What do you do to keep yourself in the habit of making art?

Share

First Time in the Hall

I live in Midwestern basketball country. Although there have been years when the home team Hoosiers have not been a formidable opponent, Assembly Hall is always an intimidating place. It is a relatively small arena, with seats that rise to ridiculous, gravity-defying heights. We’ve only ever attended pre-season games, and I can imagine how these college kids from much smaller schools must feel.  Excited, overwhelmed, surrounded, inadequate, humbled, inspired.

Just about to enter the 808 Gallery…

(more…)

Share

My kingdom for something flat

The odyssey to expand my printing press began in the amazingly hot Midwestern sun, and has come to completion during a cold spell that has delayed schools. I imagined myself jumping up and down when it was finished, and inside I think I am, but outside I am simply relieved. Here it is…

My new expanded press!

What you see here are the old sides and gearing of the press with new rail extensions on either end to support the 64″ bed. Most of the construction process went without too much trouble — no emergency room visits but some serious bruising — and I did once have to assume the position of a Soviet-era weight lifter to get the top roller into the gearing. My husband did a great job fashioning extensions to support the new bed.

If there was one trouble spot in this whole process, it was the bed. One of the most important criteria for a press bed is that it be flat. And to the naked eye, lots of things appear flat. Our quest for just such a bed involved numerous layers of hardboard, rollers and wood glue, cinderblocks and solid core doors for weight, and a tremendous amount of middle-aged muscle. What we discovered was that each of our two attempts yielded a bed that was not flat. And thus, the obligatory winter dump run…

So in my twenty-first century problem solving mode, I scoured the internet for advice. People recommended something called phenolic resin, but it didn’t come in anything longer that 48″. I corresponded and visited with a plastics supplier, and learned that plastic is not nearly as rigid as we might think.

At this point I had been without my press for a month and was feeling panicked. Miraculously I found an old post from Dean Smith at Graphic Chemical who recommended a composite material called Arboron. Arboron is made of papers impregnated with melamine and phenolic resins and formed under extreme heat and pressure to create a very flat sturdy surface.

The 36″ rollers glide smoothly along my new Arboron press bed.

Google-fingers at the ready, I started searching for a supplier, putting in nearby states as I struck out with my own. I finally found Woodcraft Mfg. Co. in Kentucky, just across the Ohio River from Cincinnati. Jim and his family kindly let me come for a visit, test the material for flatness and cut a beautiful piece of Arboron for me to take home. They even gave me a great deal, and the visit with the shop Boston Terrier, Scooter, completed the day. The Abroron fits the press like a glove, and it the flattest thing I have come across.

The larger Rives BFK paper (30 x 44″) arrived and I am steeling myself for my first large print. I’ve been doing a small test print to see how the press handles, and how I deal with the new press size. So far so good.

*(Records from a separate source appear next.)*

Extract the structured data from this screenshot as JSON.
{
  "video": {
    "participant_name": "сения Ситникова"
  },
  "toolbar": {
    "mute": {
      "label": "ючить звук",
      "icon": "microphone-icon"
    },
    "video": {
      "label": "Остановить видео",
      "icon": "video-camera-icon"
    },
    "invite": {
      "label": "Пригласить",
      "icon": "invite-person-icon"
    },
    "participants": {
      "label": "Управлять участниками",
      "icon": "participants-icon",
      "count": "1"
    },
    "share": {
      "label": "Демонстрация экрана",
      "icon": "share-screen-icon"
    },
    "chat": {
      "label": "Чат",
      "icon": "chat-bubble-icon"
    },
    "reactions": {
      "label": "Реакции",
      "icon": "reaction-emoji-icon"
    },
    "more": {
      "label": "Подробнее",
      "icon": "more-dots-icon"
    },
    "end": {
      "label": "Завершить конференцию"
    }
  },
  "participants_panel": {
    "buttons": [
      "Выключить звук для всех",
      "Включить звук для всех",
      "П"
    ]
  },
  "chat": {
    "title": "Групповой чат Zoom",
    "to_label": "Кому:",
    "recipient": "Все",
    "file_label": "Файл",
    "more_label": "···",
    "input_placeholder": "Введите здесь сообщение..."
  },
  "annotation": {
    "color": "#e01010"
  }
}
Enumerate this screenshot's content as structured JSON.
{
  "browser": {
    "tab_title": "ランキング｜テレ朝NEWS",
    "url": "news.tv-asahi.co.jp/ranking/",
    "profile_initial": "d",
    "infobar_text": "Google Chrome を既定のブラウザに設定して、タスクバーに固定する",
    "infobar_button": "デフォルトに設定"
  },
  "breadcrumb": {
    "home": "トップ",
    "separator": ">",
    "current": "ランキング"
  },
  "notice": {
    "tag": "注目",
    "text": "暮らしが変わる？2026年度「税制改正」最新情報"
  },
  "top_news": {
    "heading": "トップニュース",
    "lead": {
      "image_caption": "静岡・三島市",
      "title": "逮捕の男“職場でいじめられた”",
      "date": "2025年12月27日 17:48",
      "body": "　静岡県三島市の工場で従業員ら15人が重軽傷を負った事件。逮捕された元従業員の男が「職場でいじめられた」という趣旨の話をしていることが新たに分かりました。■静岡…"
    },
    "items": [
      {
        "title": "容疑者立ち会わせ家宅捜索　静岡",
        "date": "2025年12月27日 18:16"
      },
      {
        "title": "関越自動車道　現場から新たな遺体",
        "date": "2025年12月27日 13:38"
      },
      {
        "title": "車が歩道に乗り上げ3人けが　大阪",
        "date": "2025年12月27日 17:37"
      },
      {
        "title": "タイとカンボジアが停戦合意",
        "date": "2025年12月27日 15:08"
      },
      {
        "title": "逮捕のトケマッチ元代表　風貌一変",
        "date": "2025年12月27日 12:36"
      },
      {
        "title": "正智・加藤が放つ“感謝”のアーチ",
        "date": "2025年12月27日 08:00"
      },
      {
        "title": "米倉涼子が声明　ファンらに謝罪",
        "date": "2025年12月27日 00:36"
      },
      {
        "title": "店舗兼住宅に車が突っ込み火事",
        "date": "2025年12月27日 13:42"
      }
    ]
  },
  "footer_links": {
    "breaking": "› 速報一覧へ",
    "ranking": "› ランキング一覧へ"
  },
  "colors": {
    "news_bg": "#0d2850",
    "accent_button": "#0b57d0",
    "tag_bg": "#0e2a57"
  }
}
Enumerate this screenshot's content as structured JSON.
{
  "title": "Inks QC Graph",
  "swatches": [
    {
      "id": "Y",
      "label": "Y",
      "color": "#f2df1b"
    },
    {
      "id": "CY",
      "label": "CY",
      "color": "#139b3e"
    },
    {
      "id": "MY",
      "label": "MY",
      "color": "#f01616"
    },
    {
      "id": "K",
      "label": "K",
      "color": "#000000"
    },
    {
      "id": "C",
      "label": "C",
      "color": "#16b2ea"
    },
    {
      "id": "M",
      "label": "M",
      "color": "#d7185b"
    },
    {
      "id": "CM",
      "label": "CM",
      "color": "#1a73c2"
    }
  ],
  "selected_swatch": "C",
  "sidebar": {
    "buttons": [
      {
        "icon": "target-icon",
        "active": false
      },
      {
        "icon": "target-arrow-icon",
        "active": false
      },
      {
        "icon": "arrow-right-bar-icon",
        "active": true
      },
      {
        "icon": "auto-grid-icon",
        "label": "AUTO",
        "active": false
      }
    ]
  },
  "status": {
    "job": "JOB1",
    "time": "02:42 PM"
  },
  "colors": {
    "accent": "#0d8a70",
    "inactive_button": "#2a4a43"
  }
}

Many thanks to the Indiana Arts Commission for making this adventure possible. Now back to printing…

Share

A great and terrible beauty

I love topography.  I spend more time than I’d like to admit on Google Earth, gazing down at the patterns of the earth.  Many of these patterns are created by water, and so all of my topography prints have some reference to water.

I also live in the Midwest — specifically the Ohio River valley.  We have had record rain this year, but each spring brings back the reminder that we live in a watershed.  It has been heartbreaking to listen to the news coverage of the river flooding that is occurring along the Ohio and Mississippi rivers.  Rivers are a vital part of our landscape, providing transportation, fertile fields and recreation.  We are not, however, the master of water.  The levees and flood walls we build don’t just make the water go away, they push the water somewhere else.  To someone else.

Elizabeth Busey, Remembering and Forgetting.   Linoleum Reduction Print, 2010.

(more…)

Share